The menu at Verona runs for pages - there are three pages of fish dishes alone, and even more for the meat entrees. After much indecision my dining associate plucked the Beef Medallions (299Rbs) from the meat courses. This turned out to be a wise choice, because the enormous pizza left us needing very little in the way of main courses (and you could cheerfully have done without). The verdict was "could be a little more tender, but they're delicious anyhow". I took a Swordfish Steak - one of the pricier items on the menu at 489Rbs, but worth every last kopek. Lightly pan-fried with the tiniest suntan of gold, some lemon juice was the only accompaniment it needed.
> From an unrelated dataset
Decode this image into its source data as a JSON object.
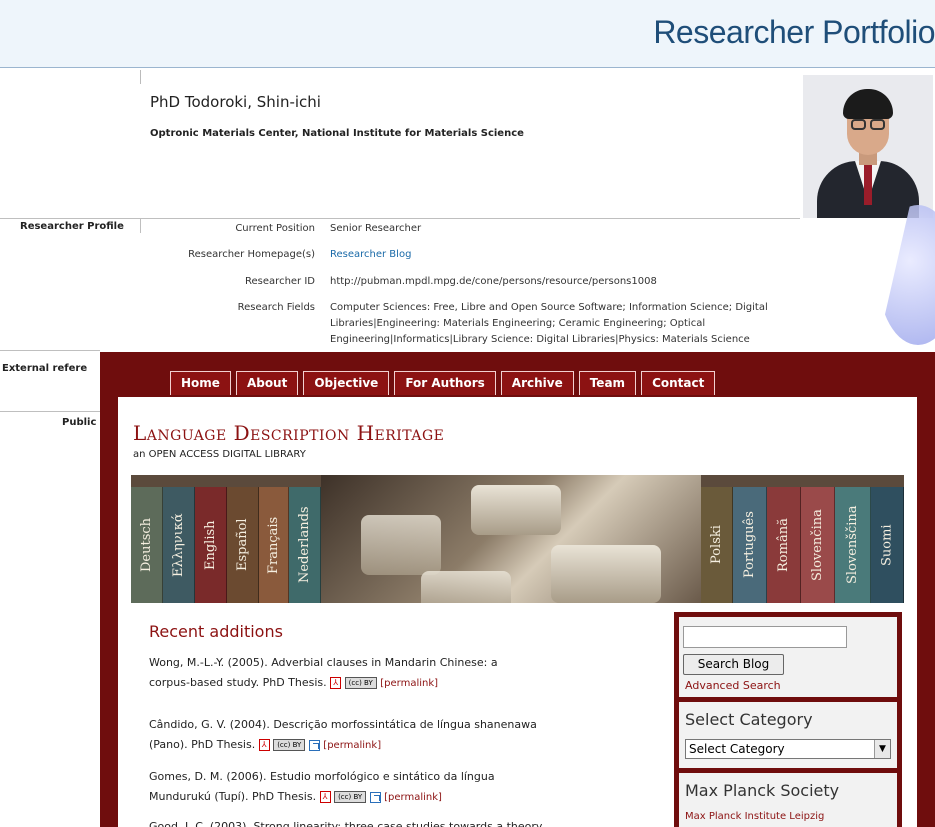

Heading towards midnight, the place was thinning out as we looked at the desserts - you have to be fairly tolerant of the staff dragging the veranda flowerpots indoors towards closing time. I was already comfortably well-fed at this point, but the corner I nibbled (purely for reviewing purposes, you understand) of my colleagues Tiramisu (120Rbs) proved it to be the real article indeed - a good strong coffee-shot and not stingy on the liqueur content amidst the cream and sponge. I'd intended to bring the curtain down with a double espresso, and I did - but at Enrico's urging, I was tempted to an iced liqueur shot of Limoncello. I was instantly hooked, and I'm already hunting a source for this wonderful stuff, simply the lemoniest alcoholic drink you ever tasted.
It's not grand, it's not imposing. Bring your business clients here - if you want to get a reputation as a cheapskate, that is. But the food is fab, and if you look at the price on the frozen disc of cheese-topped cardboard in your supermarket, it's no wonder they're packing-out Verona to have the real thing for little more (and no washing up either). If Woody Allen lived in Moscow - he'd eat at Verona.